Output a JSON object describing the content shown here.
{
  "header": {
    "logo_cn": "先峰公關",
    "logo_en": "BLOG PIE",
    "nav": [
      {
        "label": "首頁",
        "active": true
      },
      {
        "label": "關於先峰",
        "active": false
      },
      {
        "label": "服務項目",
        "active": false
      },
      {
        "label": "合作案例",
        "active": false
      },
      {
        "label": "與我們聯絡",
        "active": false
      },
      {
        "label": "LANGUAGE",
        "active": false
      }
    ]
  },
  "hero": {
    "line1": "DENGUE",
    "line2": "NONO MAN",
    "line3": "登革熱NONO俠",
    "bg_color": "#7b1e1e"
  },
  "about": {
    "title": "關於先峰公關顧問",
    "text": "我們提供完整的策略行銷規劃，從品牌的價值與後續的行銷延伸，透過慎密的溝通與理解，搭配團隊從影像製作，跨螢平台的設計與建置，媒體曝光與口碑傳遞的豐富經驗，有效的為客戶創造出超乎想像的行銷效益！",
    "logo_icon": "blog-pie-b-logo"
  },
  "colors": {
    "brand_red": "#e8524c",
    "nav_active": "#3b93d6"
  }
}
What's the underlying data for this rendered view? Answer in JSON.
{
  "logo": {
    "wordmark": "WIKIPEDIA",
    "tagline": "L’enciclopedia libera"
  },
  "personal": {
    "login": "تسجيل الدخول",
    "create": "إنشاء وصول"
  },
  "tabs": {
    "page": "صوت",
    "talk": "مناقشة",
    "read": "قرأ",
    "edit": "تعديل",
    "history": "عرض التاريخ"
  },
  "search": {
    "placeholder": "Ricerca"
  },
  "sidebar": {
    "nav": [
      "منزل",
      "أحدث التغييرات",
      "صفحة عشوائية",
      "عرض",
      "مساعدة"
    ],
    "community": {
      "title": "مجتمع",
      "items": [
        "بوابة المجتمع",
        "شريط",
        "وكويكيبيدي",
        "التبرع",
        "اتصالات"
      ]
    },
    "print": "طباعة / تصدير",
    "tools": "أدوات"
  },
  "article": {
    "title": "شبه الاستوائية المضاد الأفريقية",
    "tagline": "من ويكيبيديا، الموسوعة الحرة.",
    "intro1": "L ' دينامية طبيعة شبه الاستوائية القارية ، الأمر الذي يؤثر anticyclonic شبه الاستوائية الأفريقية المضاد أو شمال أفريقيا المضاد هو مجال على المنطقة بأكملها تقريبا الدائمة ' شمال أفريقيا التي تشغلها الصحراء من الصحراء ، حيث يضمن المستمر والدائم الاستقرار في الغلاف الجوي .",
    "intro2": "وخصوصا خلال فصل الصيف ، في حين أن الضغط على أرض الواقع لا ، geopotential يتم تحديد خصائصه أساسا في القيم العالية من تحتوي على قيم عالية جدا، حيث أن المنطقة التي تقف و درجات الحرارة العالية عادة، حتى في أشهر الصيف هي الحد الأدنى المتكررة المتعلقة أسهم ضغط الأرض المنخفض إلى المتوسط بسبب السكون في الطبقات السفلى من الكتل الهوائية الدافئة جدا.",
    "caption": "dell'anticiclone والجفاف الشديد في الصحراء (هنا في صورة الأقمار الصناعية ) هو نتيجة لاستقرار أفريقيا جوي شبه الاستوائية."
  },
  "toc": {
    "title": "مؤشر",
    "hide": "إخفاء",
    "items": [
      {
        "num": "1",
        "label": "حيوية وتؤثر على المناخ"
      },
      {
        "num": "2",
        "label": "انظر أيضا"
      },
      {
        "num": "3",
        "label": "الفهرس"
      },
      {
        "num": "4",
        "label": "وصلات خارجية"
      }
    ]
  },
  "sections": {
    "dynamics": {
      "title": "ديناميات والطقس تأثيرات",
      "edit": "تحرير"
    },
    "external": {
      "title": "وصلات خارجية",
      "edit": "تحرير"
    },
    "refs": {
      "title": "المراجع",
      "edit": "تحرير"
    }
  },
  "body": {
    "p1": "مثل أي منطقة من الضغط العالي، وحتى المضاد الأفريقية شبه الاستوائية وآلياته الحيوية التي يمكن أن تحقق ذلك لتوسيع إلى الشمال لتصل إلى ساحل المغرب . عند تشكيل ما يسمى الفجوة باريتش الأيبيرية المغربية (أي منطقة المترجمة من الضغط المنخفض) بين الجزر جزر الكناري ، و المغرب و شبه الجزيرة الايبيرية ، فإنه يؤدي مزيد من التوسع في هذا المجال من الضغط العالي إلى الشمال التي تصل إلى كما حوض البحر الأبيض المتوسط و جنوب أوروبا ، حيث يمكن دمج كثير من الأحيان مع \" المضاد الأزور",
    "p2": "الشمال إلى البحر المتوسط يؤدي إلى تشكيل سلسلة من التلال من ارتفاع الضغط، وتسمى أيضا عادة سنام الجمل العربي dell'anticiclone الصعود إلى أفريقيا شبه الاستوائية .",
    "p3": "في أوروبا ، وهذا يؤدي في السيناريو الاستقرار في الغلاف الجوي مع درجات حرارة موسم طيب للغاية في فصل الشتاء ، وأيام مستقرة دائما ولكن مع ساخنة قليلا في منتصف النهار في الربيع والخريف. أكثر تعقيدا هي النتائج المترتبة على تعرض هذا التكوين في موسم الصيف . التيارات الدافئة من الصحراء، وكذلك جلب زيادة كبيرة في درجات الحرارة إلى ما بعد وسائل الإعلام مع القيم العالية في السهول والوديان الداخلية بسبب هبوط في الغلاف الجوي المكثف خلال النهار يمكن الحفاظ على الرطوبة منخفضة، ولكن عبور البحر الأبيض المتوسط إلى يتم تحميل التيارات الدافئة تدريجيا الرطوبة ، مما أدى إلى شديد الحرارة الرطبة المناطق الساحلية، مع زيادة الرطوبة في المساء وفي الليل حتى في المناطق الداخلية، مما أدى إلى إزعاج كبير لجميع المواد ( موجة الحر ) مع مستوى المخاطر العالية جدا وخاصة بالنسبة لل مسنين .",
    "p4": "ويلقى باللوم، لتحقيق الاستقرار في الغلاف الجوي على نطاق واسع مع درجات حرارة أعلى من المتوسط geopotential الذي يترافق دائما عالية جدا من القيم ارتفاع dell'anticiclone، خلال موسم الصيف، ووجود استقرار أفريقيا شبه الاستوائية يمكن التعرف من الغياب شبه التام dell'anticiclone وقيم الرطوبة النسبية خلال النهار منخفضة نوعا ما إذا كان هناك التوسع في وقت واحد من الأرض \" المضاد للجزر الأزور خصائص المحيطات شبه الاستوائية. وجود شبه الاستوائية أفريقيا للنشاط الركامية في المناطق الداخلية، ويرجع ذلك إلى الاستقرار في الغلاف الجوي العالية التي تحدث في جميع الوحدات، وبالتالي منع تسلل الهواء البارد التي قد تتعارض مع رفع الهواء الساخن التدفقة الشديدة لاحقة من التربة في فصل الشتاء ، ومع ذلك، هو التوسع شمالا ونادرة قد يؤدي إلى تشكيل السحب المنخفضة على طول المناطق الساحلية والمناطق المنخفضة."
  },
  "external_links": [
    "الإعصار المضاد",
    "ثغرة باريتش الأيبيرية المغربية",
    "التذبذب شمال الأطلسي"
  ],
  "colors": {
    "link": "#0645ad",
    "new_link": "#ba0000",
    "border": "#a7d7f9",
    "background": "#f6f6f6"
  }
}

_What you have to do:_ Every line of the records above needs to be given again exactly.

_Solution for this exercise:_
Output a JSON object describing the content shown here.
{
  "header": {
    "logo_cn": "先峰公關",
    "logo_en": "BLOG PIE",
    "nav": [
      {
        "label": "首頁",
        "active": true
      },
      {
        "label": "關於先峰",
        "active": false
      },
      {
        "label": "服務項目",
        "active": false
      },
      {
        "label": "合作案例",
        "active": false
      },
      {
        "label": "與我們聯絡",
        "active": false
      },
      {
        "label": "LANGUAGE",
        "active": false
      }
    ]
  },
  "hero": {
    "line1": "DENGUE",
    "line2": "NONO MAN",
    "line3": "登革熱NONO俠",
    "bg_color": "#7b1e1e"
  },
  "about": {
    "title": "關於先峰公關顧問",
    "text": "我們提供完整的策略行銷規劃，從品牌的價值與後續的行銷延伸，透過慎密的溝通與理解，搭配團隊從影像製作，跨螢平台的設計與建置，媒體曝光與口碑傳遞的豐富經驗，有效的為客戶創造出超乎想像的行銷效益！",
    "logo_icon": "blog-pie-b-logo"
  },
  "colors": {
    "brand_red": "#e8524c",
    "nav_active": "#3b93d6"
  }
}
What's the underlying data for this rendered view? Answer in JSON.
{
  "logo": {
    "wordmark": "WIKIPEDIA",
    "tagline": "L’enciclopedia libera"
  },
  "personal": {
    "login": "تسجيل الدخول",
    "create": "إنشاء وصول"
  },
  "tabs": {
    "page": "صوت",
    "talk": "مناقشة",
    "read": "قرأ",
    "edit": "تعديل",
    "history": "عرض التاريخ"
  },
  "search": {
    "placeholder": "Ricerca"
  },
  "sidebar": {
    "nav": [
      "منزل",
      "أحدث التغييرات",
      "صفحة عشوائية",
      "عرض",
      "مساعدة"
    ],
    "community": {
      "title": "مجتمع",
      "items": [
        "بوابة المجتمع",
        "شريط",
        "وكويكيبيدي",
        "التبرع",
        "اتصالات"
      ]
    },
    "print": "طباعة / تصدير",
    "tools": "أدوات"
  },
  "article": {
    "title": "شبه الاستوائية المضاد الأفريقية",
    "tagline": "من ويكيبيديا، الموسوعة الحرة.",
    "intro1": "L ' دينامية طبيعة شبه الاستوائية القارية ، الأمر الذي يؤثر anticyclonic شبه الاستوائية الأفريقية المضاد أو شمال أفريقيا المضاد هو مجال على المنطقة بأكملها تقريبا الدائمة ' شمال أفريقيا التي تشغلها الصحراء من الصحراء ، حيث يضمن المستمر والدائم الاستقرار في الغلاف الجوي .",
    "intro2": "وخصوصا خلال فصل الصيف ، في حين أن الضغط على أرض الواقع لا ، geopotential يتم تحديد خصائصه أساسا في القيم العالية من تحتوي على قيم عالية جدا، حيث أن المنطقة التي تقف و درجات الحرارة العالية عادة، حتى في أشهر الصيف هي الحد الأدنى المتكررة المتعلقة أسهم ضغط الأرض المنخفض إلى المتوسط بسبب السكون في الطبقات السفلى من الكتل الهوائية الدافئة جدا.",
    "caption": "dell'anticiclone والجفاف الشديد في الصحراء (هنا في صورة الأقمار الصناعية ) هو نتيجة لاستقرار أفريقيا جوي شبه الاستوائية."
  },
  "toc": {
    "title": "مؤشر",
    "hide": "إخفاء",
    "items": [
      {
        "num": "1",
        "label": "حيوية وتؤثر على المناخ"
      },
      {
        "num": "2",
        "label": "انظر أيضا"
      },
      {
        "num": "3",
        "label": "الفهرس"
      },
      {
        "num": "4",
        "label": "وصلات خارجية"
      }
    ]
  },
  "sections": {
    "dynamics": {
      "title": "ديناميات والطقس تأثيرات",
      "edit": "تحرير"
    },
    "external": {
      "title": "وصلات خارجية",
      "edit": "تحرير"
    },
    "refs": {
      "title": "المراجع",
      "edit": "تحرير"
    }
  },
  "body": {
    "p1": "مثل أي منطقة من الضغط العالي، وحتى المضاد الأفريقية شبه الاستوائية وآلياته الحيوية التي يمكن أن تحقق ذلك لتوسيع إلى الشمال لتصل إلى ساحل المغرب . عند تشكيل ما يسمى الفجوة باريتش الأيبيرية المغربية (أي منطقة المترجمة من الضغط المنخفض) بين الجزر جزر الكناري ، و المغرب و شبه الجزيرة الايبيرية ، فإنه يؤدي مزيد من التوسع في هذا المجال من الضغط العالي إلى الشمال التي تصل إلى كما حوض البحر الأبيض المتوسط و جنوب أوروبا ، حيث يمكن دمج كثير من الأحيان مع \" المضاد الأزور",
    "p2": "الشمال إلى البحر المتوسط يؤدي إلى تشكيل سلسلة من التلال من ارتفاع الضغط، وتسمى أيضا عادة سنام الجمل العربي dell'anticiclone الصعود إلى أفريقيا شبه الاستوائية .",
    "p3": "في أوروبا ، وهذا يؤدي في السيناريو الاستقرار في الغلاف الجوي مع درجات حرارة موسم طيب للغاية في فصل الشتاء ، وأيام مستقرة دائما ولكن مع ساخنة قليلا في منتصف النهار في الربيع والخريف. أكثر تعقيدا هي النتائج المترتبة على تعرض هذا التكوين في موسم الصيف . التيارات الدافئة من الصحراء، وكذلك جلب زيادة كبيرة في درجات الحرارة إلى ما بعد وسائل الإعلام مع القيم العالية في السهول والوديان الداخلية بسبب هبوط في الغلاف الجوي المكثف خلال النهار يمكن الحفاظ على الرطوبة منخفضة، ولكن عبور البحر الأبيض المتوسط إلى يتم تحميل التيارات الدافئة تدريجيا الرطوبة ، مما أدى إلى شديد الحرارة الرطبة المناطق الساحلية، مع زيادة الرطوبة في المساء وفي الليل حتى في المناطق الداخلية، مما أدى إلى إزعاج كبير لجميع المواد ( موجة الحر ) مع مستوى المخاطر العالية جدا وخاصة بالنسبة لل مسنين .",
    "p4": "ويلقى باللوم، لتحقيق الاستقرار في الغلاف الجوي على نطاق واسع مع درجات حرارة أعلى من المتوسط geopotential الذي يترافق دائما عالية جدا من القيم ارتفاع dell'anticiclone، خلال موسم الصيف، ووجود استقرار أفريقيا شبه الاستوائية يمكن التعرف من الغياب شبه التام dell'anticiclone وقيم الرطوبة النسبية خلال النهار منخفضة نوعا ما إذا كان هناك التوسع في وقت واحد من الأرض \" المضاد للجزر الأزور خصائص المحيطات شبه الاستوائية. وجود شبه الاستوائية أفريقيا للنشاط الركامية في المناطق الداخلية، ويرجع ذلك إلى الاستقرار في الغلاف الجوي العالية التي تحدث في جميع الوحدات، وبالتالي منع تسلل الهواء البارد التي قد تتعارض مع رفع الهواء الساخن التدفقة الشديدة لاحقة من التربة في فصل الشتاء ، ومع ذلك، هو التوسع شمالا ونادرة قد يؤدي إلى تشكيل السحب المنخفضة على طول المناطق الساحلية والمناطق المنخفضة."
  },
  "external_links": [
    "الإعصار المضاد",
    "ثغرة باريتش الأيبيرية المغربية",
    "التذبذب شمال الأطلسي"
  ],
  "colors": {
    "link": "#0645ad",
    "new_link": "#ba0000",
    "border": "#a7d7f9",
    "background": "#f6f6f6"
  }
}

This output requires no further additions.